Marley’s Adidas lineage was maybe best expressed by Gary Aspden’s SPZL line in Spring 2017, when the former Adidas head of entertainment marketing crafted a campaign through a Jamaican lens. He not only recreated 1970s and ‘80s styles, but enlisted current reggae superstar Chronixx for the lookbook and shot it in Jamaica to really drive the point home.

Person in athletic wear with sneakers standing in a forest clearing

“I am a huge fan of Bob Marley (I don't trust anyone who isn't), and it was him and his peers who were the first people, as far as I am aware, to adopt head-to-toe sportswear as a look off the field, way before hip-hop and rappers took on that look,” Aspden told me back then. “The apparel range uses a graphic that says ‘Two Elevens Clash’ in reference to the clash of two subcultures: Jamaican roots reggae and British football ‘Casual’ culture. Both have a strong connection to Adidas.”

The connection with Marley, Adidas, and British style was also embraced by Sean Paul during his appearance on Full Size Run in 2022.

“Adidas was my thing for a while too,” Paul said. “Marley used to wear a lot of Adidas football boots. But what Jamaica’s also pretty big on, which I’m sure y’all know about, is Clarks.”

While they aren’t directly related, we saw these three worlds collide for one of the best sneakers of 2023 with Ronnie Fieg’s work on the Kith x Clarks x Adidas Samba. It’s easy to look at that shoe and, if you know a bit of history, see how it all comes together—a pair of football shoes in the Samba with a thick crepe sole from Clarks, which have both been kicking around Jamaica for decades.

Another tie between Jamaican culture and Adidas is the recent partnership between the brand and the country’s national football team, the Reggae Boyz and Girlz, and British-Jamaican designer Grace Wales Bonner, who has garnered well-deserved attention through her work on the Adidas Samba. Bonner was able to design official uniforms and warm-up jackets for Jamaica that harken back to yesteryear and fit perfectly within the ethos of the brand.
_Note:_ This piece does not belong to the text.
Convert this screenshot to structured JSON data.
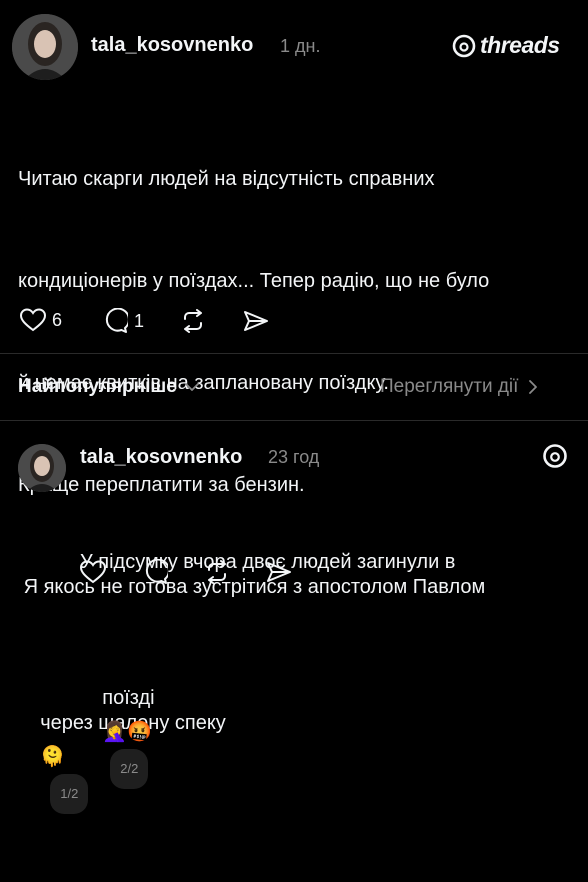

Three soccer players in yellow and green jerseys, one looking down at another's sneakers, on a field

Bonner has also reworked the SL72 on several occasions, a shoe that Bob Marley famously wore with a pair of trousers and a button-up shirt. There’s also an SL72 that’s part of the Jamaican football collection in green, yellow, and black.
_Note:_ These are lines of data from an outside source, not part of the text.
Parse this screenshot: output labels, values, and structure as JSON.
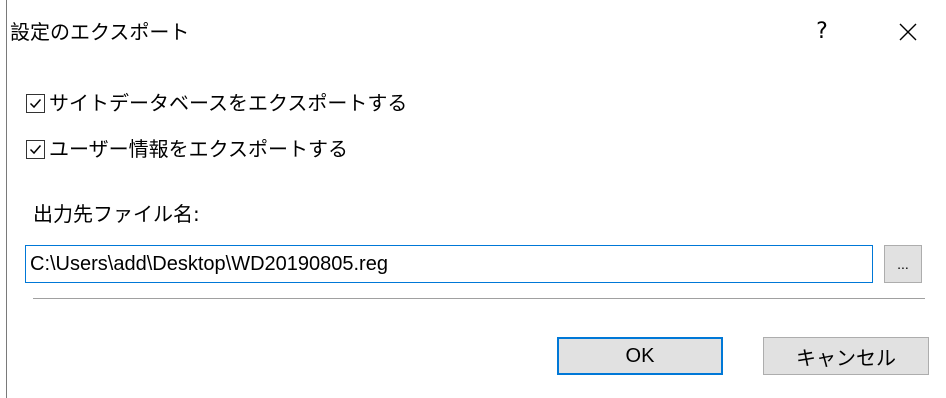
{
  "dialog": {
    "title": "設定のエクスポート",
    "help_label": "?"
  },
  "options": [
    {
      "label": "サイトデータベースをエクスポートする",
      "checked": true
    },
    {
      "label": "ユーザー情報をエクスポートする",
      "checked": true
    }
  ],
  "output": {
    "label": "出力先ファイル名:",
    "value": "C:\\Users\\add\\Desktop\\WD20190805.reg",
    "browse_label": "..."
  },
  "buttons": {
    "ok_label": "OK",
    "cancel_label": "キャンセル"
  },
  "colors": {
    "focus_accent": "#0078d7",
    "button_face": "#e1e1e1"
  },
  "icons": {
    "close": "close-icon",
    "checkbox": "checkmark-icon"
  }
}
In 2021 we almost got another Bob Marley x Adidas sneaker, when Dutch football club Ajax collaborated with the brand on a Samba that donned the Rasta stripes and was inspired by Marley’s song “Three Little Birds.” Supporters of the club sing this song at matches, as the lyrics, “Don’t worry about a thing/’cause everything little thing is gonna be alright,” give hope to the faithful, even in hard times. The club themselves also wore a third kit inspired by Marley and the song.

The connection between Adidas and reggae music is still going strong, especially in the UK, where both scenes connect as a crossroads of culture.
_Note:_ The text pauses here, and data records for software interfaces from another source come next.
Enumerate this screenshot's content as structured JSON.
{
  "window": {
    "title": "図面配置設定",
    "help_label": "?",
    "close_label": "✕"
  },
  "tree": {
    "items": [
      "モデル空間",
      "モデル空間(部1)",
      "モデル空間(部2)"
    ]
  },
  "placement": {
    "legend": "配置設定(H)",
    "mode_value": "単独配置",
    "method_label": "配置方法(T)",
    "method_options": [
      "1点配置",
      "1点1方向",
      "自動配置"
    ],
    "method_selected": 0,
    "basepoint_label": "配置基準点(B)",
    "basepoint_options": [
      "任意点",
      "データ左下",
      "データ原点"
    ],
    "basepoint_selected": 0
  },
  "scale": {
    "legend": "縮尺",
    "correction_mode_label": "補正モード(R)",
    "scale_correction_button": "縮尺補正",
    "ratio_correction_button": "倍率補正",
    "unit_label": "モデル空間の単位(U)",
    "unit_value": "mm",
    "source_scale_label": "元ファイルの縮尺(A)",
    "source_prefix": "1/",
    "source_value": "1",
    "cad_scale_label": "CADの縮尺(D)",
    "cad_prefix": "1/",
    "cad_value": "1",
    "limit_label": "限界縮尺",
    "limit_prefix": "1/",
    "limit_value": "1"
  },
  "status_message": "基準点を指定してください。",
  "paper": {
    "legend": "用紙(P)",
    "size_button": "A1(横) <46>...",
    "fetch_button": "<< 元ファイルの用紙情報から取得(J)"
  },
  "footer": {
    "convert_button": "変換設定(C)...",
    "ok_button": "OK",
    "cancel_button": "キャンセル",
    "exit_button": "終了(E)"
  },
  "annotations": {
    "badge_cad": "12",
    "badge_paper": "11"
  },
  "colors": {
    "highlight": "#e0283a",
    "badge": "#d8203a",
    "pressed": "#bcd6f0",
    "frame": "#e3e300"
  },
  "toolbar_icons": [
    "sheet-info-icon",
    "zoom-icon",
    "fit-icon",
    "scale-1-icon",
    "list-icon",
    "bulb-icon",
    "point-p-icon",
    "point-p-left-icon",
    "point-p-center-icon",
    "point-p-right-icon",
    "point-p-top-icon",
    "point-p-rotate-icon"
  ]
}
“Reggae music is life. Reggae music is heartbeat. It’s part of my everyday being,” said British-Jamaican Adidas collector and collaborator Robert Brooks in a 2019 film for Adidas SPZL. “A new pair of trainers at an all-dayer said a lot. And at that age, you want to say a lot.”

Black sneaker with green, yellow, and red stripes on the side

Another moment to come from the combination of  Adidas, Bob Marley, and Jamaica is the upcoming re-release of the Adidas Jamaica. The shoe comes in a charcoal grey upper and black stripes, with the outlines of the stripes being in the Rasta red, yellow, and green. The Adidas Jamaica last came out in 2015 in a yellow and black colorway.

We’re more than 40 years past the death of Bob Marley, and his legacy is stronger than ever. And while I can’t imagine he wanted his lasting impression to be in the world of footwear and clothing, it doesn’t hurt as a vessel to spread his message of peace, love, and unity.